> Work instruction: Locate the word "started" in the material, then show every line that holds it.

▬▬▬▬▬▬▬▬▬▬

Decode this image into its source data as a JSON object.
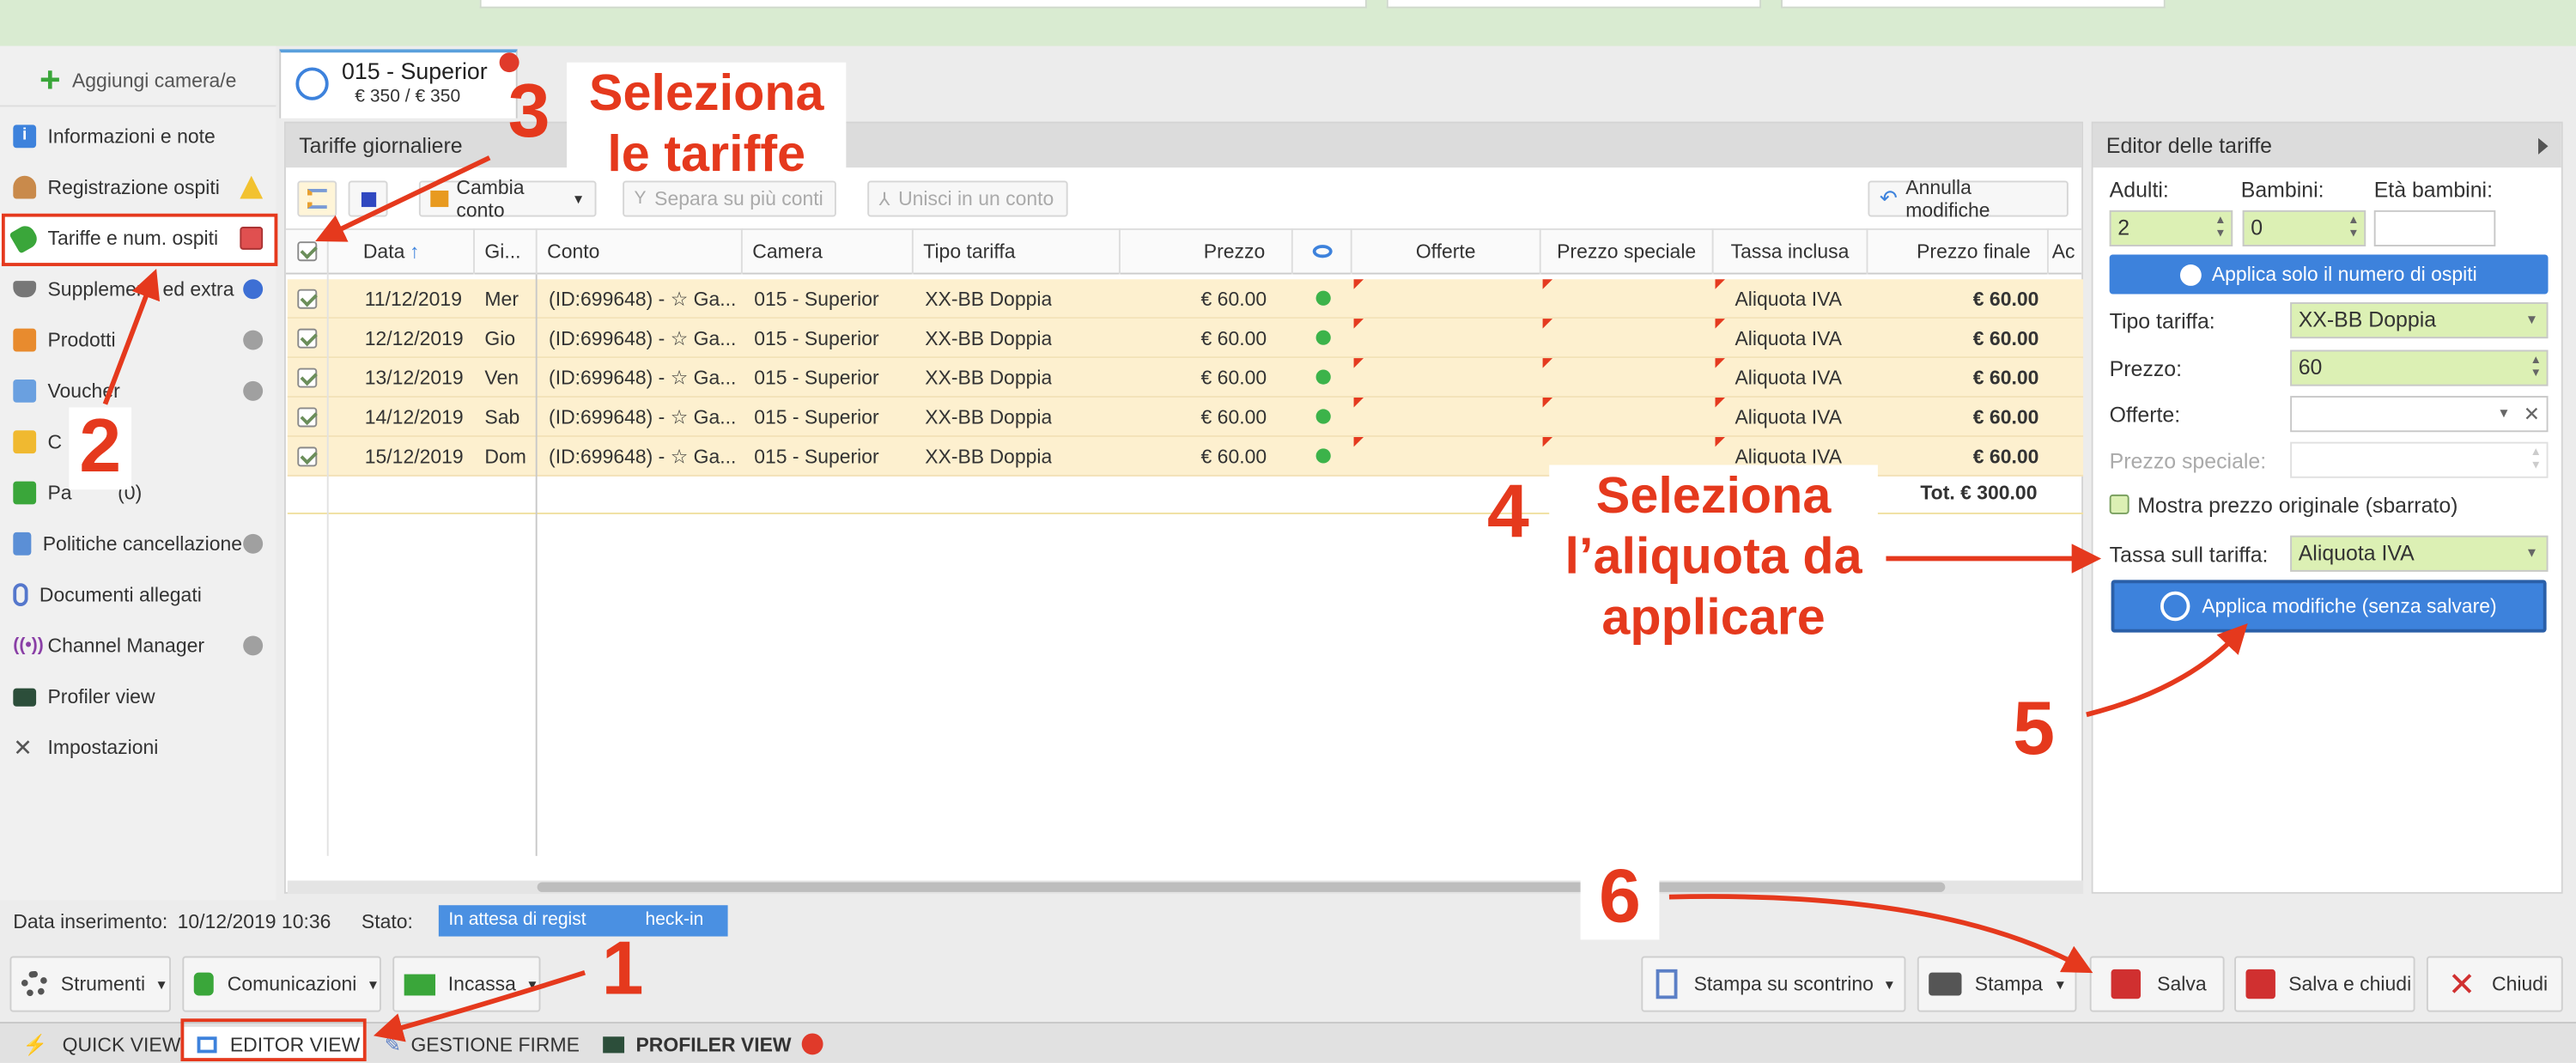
{
  "sidebar": {
    "add_room_label": "Aggiungi camera/e",
    "items": [
      {
        "label": "Informazioni e note"
      },
      {
        "label": "Registrazione ospiti"
      },
      {
        "label": "Tariffe e num. ospiti"
      },
      {
        "label": "Supplementi ed extra"
      },
      {
        "label": "Prodotti"
      },
      {
        "label": "Voucher"
      },
      {
        "label": "C"
      },
      {
        "label": "Pa",
        "count": "(0)"
      },
      {
        "label": "Politiche cancellazione"
      },
      {
        "label": "Documenti allegati"
      },
      {
        "label": "Channel Manager"
      },
      {
        "label": "Profiler view"
      },
      {
        "label": "Impostazioni"
      }
    ]
  },
  "room_tab": {
    "title": "015 - Superior",
    "price": "€ 350 / € 350"
  },
  "tariffs_panel": {
    "title": "Tariffe giornaliere",
    "toolbar": {
      "change_account": "Cambia conto",
      "split_accounts": "Separa su più conti",
      "merge_account": "Unisci in un conto",
      "undo_changes": "Annulla modifiche"
    },
    "columns": [
      "Data",
      "Gi...",
      "Conto",
      "Camera",
      "Tipo tariffa",
      "Prezzo",
      "Offerte",
      "Prezzo speciale",
      "Tassa inclusa",
      "Prezzo finale",
      "Ac"
    ],
    "rows": [
      {
        "date": "11/12/2019",
        "day": "Mer",
        "account": "(ID:699648) - ☆ Ga...",
        "room": "015 - Superior",
        "rate_type": "XX-BB Doppia",
        "price": "€ 60.00",
        "tax": "Aliquota IVA",
        "final_price": "€ 60.00"
      },
      {
        "date": "12/12/2019",
        "day": "Gio",
        "account": "(ID:699648) - ☆ Ga...",
        "room": "015 - Superior",
        "rate_type": "XX-BB Doppia",
        "price": "€ 60.00",
        "tax": "Aliquota IVA",
        "final_price": "€ 60.00"
      },
      {
        "date": "13/12/2019",
        "day": "Ven",
        "account": "(ID:699648) - ☆ Ga...",
        "room": "015 - Superior",
        "rate_type": "XX-BB Doppia",
        "price": "€ 60.00",
        "tax": "Aliquota IVA",
        "final_price": "€ 60.00"
      },
      {
        "date": "14/12/2019",
        "day": "Sab",
        "account": "(ID:699648) - ☆ Ga...",
        "room": "015 - Superior",
        "rate_type": "XX-BB Doppia",
        "price": "€ 60.00",
        "tax": "Aliquota IVA",
        "final_price": "€ 60.00"
      },
      {
        "date": "15/12/2019",
        "day": "Dom",
        "account": "(ID:699648) - ☆ Ga...",
        "room": "015 - Superior",
        "rate_type": "XX-BB Doppia",
        "price": "€ 60.00",
        "tax": "Aliquota IVA",
        "final_price": "€ 60.00"
      }
    ],
    "total": "Tot. € 300.00"
  },
  "editor": {
    "title": "Editor delle tariffe",
    "adults_label": "Adulti:",
    "adults_value": "2",
    "children_label": "Bambini:",
    "children_value": "0",
    "children_age_label": "Età bambini:",
    "children_age_value": "",
    "apply_guests_button": "Applica solo il numero di ospiti",
    "rate_type_label": "Tipo tariffa:",
    "rate_type_value": "XX-BB Doppia",
    "price_label": "Prezzo:",
    "price_value": "60",
    "offers_label": "Offerte:",
    "offers_value": "",
    "special_price_label": "Prezzo speciale:",
    "show_original_label": "Mostra prezzo originale (sbarrato)",
    "tax_label": "Tassa sull tariffa:",
    "tax_value": "Aliquota IVA",
    "apply_button": "Applica modifiche (senza salvare)"
  },
  "info": {
    "date_label": "Data inserimento:",
    "date_value": "10/12/2019 10:36",
    "status_label": "Stato:",
    "status_value_a": "In attesa di regist",
    "status_value_b": "heck-in"
  },
  "footer": {
    "tools": "Strumenti",
    "communications": "Comunicazioni",
    "collect": "Incassa",
    "print_receipt": "Stampa su scontrino",
    "print": "Stampa",
    "save": "Salva",
    "save_close": "Salva e chiudi",
    "close": "Chiudi"
  },
  "bottom_tabs": {
    "quick": "QUICK VIEW",
    "editor": "EDITOR VIEW",
    "signatures": "GESTIONE FIRME",
    "profiler": "PROFILER VIEW"
  },
  "annotations": {
    "n1": "1",
    "n2": "2",
    "n3": "3",
    "n4": "4",
    "n5": "5",
    "n6": "6",
    "t3_line1": "Seleziona",
    "t3_line2": "le tariffe",
    "t4_line1": "Seleziona",
    "t4_line2": "l’aliquota da",
    "t4_line3": "applicare"
  },
  "colors": {
    "accent": "#3d82dc",
    "annotation": "#e5391d",
    "row_highlight": "#fdf0cf",
    "field_highlight": "#dcf0b4"
  }
}
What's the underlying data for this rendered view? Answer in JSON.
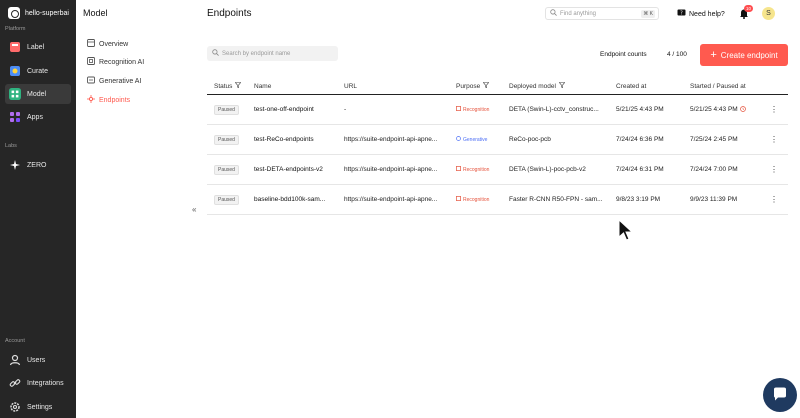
{
  "workspace": {
    "name": "hello-superbai"
  },
  "sidebar": {
    "platform_label": "Platform",
    "labs_label": "Labs",
    "account_label": "Account",
    "items": [
      {
        "label": "Label",
        "icon": "label-icon"
      },
      {
        "label": "Curate",
        "icon": "curate-icon"
      },
      {
        "label": "Model",
        "icon": "model-icon"
      },
      {
        "label": "Apps",
        "icon": "apps-icon"
      }
    ],
    "labs_items": [
      {
        "label": "ZERO",
        "icon": "sparkle-icon"
      }
    ],
    "account_items": [
      {
        "label": "Users",
        "icon": "user-icon"
      },
      {
        "label": "Integrations",
        "icon": "link-icon"
      },
      {
        "label": "Settings",
        "icon": "gear-icon"
      }
    ]
  },
  "subnav": {
    "title": "Model",
    "items": [
      {
        "label": "Overview",
        "icon": "overview-icon"
      },
      {
        "label": "Recognition AI",
        "icon": "recognition-icon"
      },
      {
        "label": "Generative AI",
        "icon": "generative-icon"
      },
      {
        "label": "Endpoints",
        "icon": "endpoints-icon"
      }
    ],
    "collapse_glyph": "«"
  },
  "header": {
    "title": "Endpoints",
    "search_placeholder": "Find anything",
    "shortcut": "⌘ K",
    "help_label": "Need help?",
    "notification_count": "10",
    "avatar_initial": "S"
  },
  "toolbar": {
    "search_placeholder": "Search by endpoint name",
    "count_label": "Endpoint counts",
    "count_value": "4 / 100",
    "create_label": "Create endpoint"
  },
  "table": {
    "columns": {
      "status": "Status",
      "name": "Name",
      "url": "URL",
      "purpose": "Purpose",
      "model": "Deployed model",
      "created": "Created at",
      "started": "Started / Paused at"
    },
    "rows": [
      {
        "status": "Paused",
        "name": "test-one-off-endpoint",
        "url": "-",
        "purpose": "Recognition",
        "purpose_type": "rec",
        "model": "DETA (Swin-L)-cctv_construc...",
        "created": "5/21/25 4:43 PM",
        "started": "5/21/25 4:43 PM",
        "warn": true
      },
      {
        "status": "Paused",
        "name": "test-ReCo-endpoints",
        "url": "https://suite-endpoint-api-apne...",
        "purpose": "Generative",
        "purpose_type": "gen",
        "model": "ReCo-poc-pcb",
        "created": "7/24/24 6:36 PM",
        "started": "7/25/24 2:45 PM",
        "warn": false
      },
      {
        "status": "Paused",
        "name": "test-DETA-endpoints-v2",
        "url": "https://suite-endpoint-api-apne...",
        "purpose": "Recognition",
        "purpose_type": "rec",
        "model": "DETA (Swin-L)-poc-pcb-v2",
        "created": "7/24/24 6:31 PM",
        "started": "7/24/24 7:00 PM",
        "warn": false
      },
      {
        "status": "Paused",
        "name": "baseline-bdd100k-sam...",
        "url": "https://suite-endpoint-api-apne...",
        "purpose": "Recognition",
        "purpose_type": "rec",
        "model": "Faster R-CNN R50-FPN - sam...",
        "created": "9/8/23 3:19 PM",
        "started": "9/9/23 11:39 PM",
        "warn": false
      }
    ]
  },
  "colors": {
    "accent": "#ff5a4f",
    "sidebar_bg": "#262626",
    "generative": "#4c6ef5",
    "recognition": "#e5533d"
  }
}
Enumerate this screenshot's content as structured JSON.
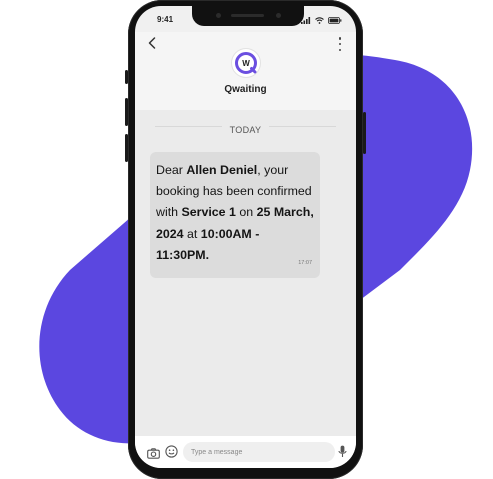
{
  "colors": {
    "accent_blob": "#5b47e0",
    "brand_purple": "#6b4fe0",
    "bubble_bg": "#dcdcdc",
    "chat_bg": "#ebebeb"
  },
  "status_bar": {
    "time": "9:41",
    "icons": [
      "signal-icon",
      "wifi-icon",
      "battery-icon"
    ]
  },
  "header": {
    "back_icon": "chevron-left-icon",
    "more_icon": "more-vertical-icon",
    "avatar_letter": "W",
    "contact_name": "Qwaiting"
  },
  "chat": {
    "date_label": "TODAY",
    "message": {
      "parts": [
        {
          "text": "Dear ",
          "bold": false
        },
        {
          "text": "Allen Deniel",
          "bold": true
        },
        {
          "text": ", your booking has been confirmed with ",
          "bold": false
        },
        {
          "text": "Service 1",
          "bold": true
        },
        {
          "text": " on ",
          "bold": false
        },
        {
          "text": "25 March, 2024",
          "bold": true
        },
        {
          "text": " at ",
          "bold": false
        },
        {
          "text": "10:00AM - 11:30PM.",
          "bold": true
        }
      ],
      "time": "17:07"
    }
  },
  "composer": {
    "placeholder": "Type a message",
    "value": "",
    "icons": [
      "camera-icon",
      "emoji-icon",
      "mic-icon"
    ]
  }
}
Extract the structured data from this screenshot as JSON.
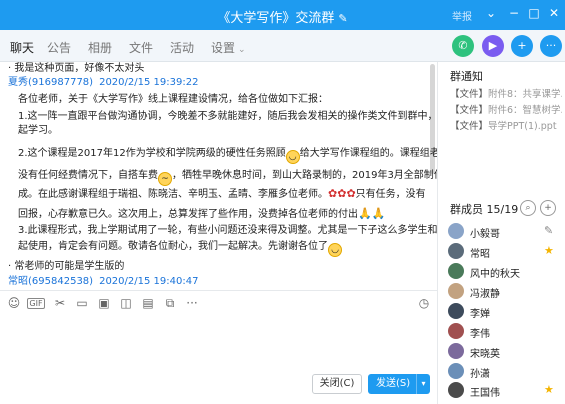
{
  "window": {
    "title": "《大学写作》交流群",
    "report_label": "举报"
  },
  "tabs": [
    {
      "label": "聊天"
    },
    {
      "label": "公告"
    },
    {
      "label": "相册"
    },
    {
      "label": "文件"
    },
    {
      "label": "活动"
    },
    {
      "label": "设置"
    }
  ],
  "chat": {
    "lines": [
      {
        "kind": "text",
        "text": "· 我是这种页面，好像不太对头"
      },
      {
        "kind": "sender",
        "name": "夏秀",
        "qq": "(916987778)",
        "time": "2020/2/15 19:39:22"
      },
      {
        "kind": "text",
        "text": "各位老师，关于《大学写作》线上课程建设情况，给各位做如下汇报："
      },
      {
        "kind": "text",
        "text": "1.这一阵一直跟平台做沟通协调，今晚差不多就能建好，随后我会发相关的操作类文件到群中，大家一"
      },
      {
        "kind": "text",
        "text": "起学习。"
      },
      {
        "kind": "text",
        "text": "2.这个课程是2017年12作为学校和学院两级的硬性任务照顾",
        "tail": "给大学写作课程组的。课程组老师在"
      },
      {
        "kind": "text",
        "text": "没有任何经费情况下，自搭车费",
        "tail": "，牺牲早晚休息时间，到山大路录制的，2019年3月全部制作完"
      },
      {
        "kind": "text",
        "text": "成。在此感谢课程组于瑞祖、陈晓洁、辛明玉、孟晴、李雁多位老师。",
        "tail": "只有任务，没有"
      },
      {
        "kind": "text",
        "text": "回报，心存歉意已久。这次用上，总算发挥了些作用，没费掉各位老师的付出"
      },
      {
        "kind": "text",
        "text": "3.此课程形式，我上学期试用了一轮，有些小问题还没来得及调整。尤其是一下子这么多学生和老师一"
      },
      {
        "kind": "text",
        "text": "起使用，肯定会有问题。敬请各位耐心，我们一起解决。先谢谢各位了"
      },
      {
        "kind": "text",
        "text": "· 常老师的可能是学生版的"
      },
      {
        "kind": "sender",
        "name": "常昭",
        "qq": "(695842538)",
        "time": "2020/2/15 19:40:47"
      }
    ]
  },
  "input": {
    "close_label": "关闭(C)",
    "send_label": "发送(S)"
  },
  "notice": {
    "title": "群通知",
    "files": [
      {
        "prefix": "【文件】",
        "name": "附件8：共享课学..."
      },
      {
        "prefix": "【文件】",
        "name": "附件6：智慧树学..."
      },
      {
        "prefix": "【文件】",
        "name": "导学PPT(1).ppt"
      }
    ]
  },
  "members": {
    "header": "群成员 15/19",
    "list": [
      {
        "name": "小毅哥",
        "badge": "edit-icon"
      },
      {
        "name": "常昭",
        "badge": "star-icon"
      },
      {
        "name": "风中的秋天"
      },
      {
        "name": "冯淑静"
      },
      {
        "name": "李婵"
      },
      {
        "name": "李伟"
      },
      {
        "name": "宋晓英"
      },
      {
        "name": "孙潇"
      },
      {
        "name": "王国伟",
        "badge": "star-icon"
      }
    ]
  },
  "colors": {
    "accent": "#1e9bf0",
    "link": "#1a73d9",
    "phone": "#2ec27e",
    "video": "#7a5cf0",
    "share": "#1e9bf0",
    "star": "#f4b400"
  }
}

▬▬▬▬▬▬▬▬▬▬

> Response:
      "started": "Started / Paused at"
        "started": "5/21/25 4:43 PM",
        "started": "7/25/24 2:45 PM",
        "started": "7/24/24 7:00 PM",
        "started": "9/9/23 11:39 PM",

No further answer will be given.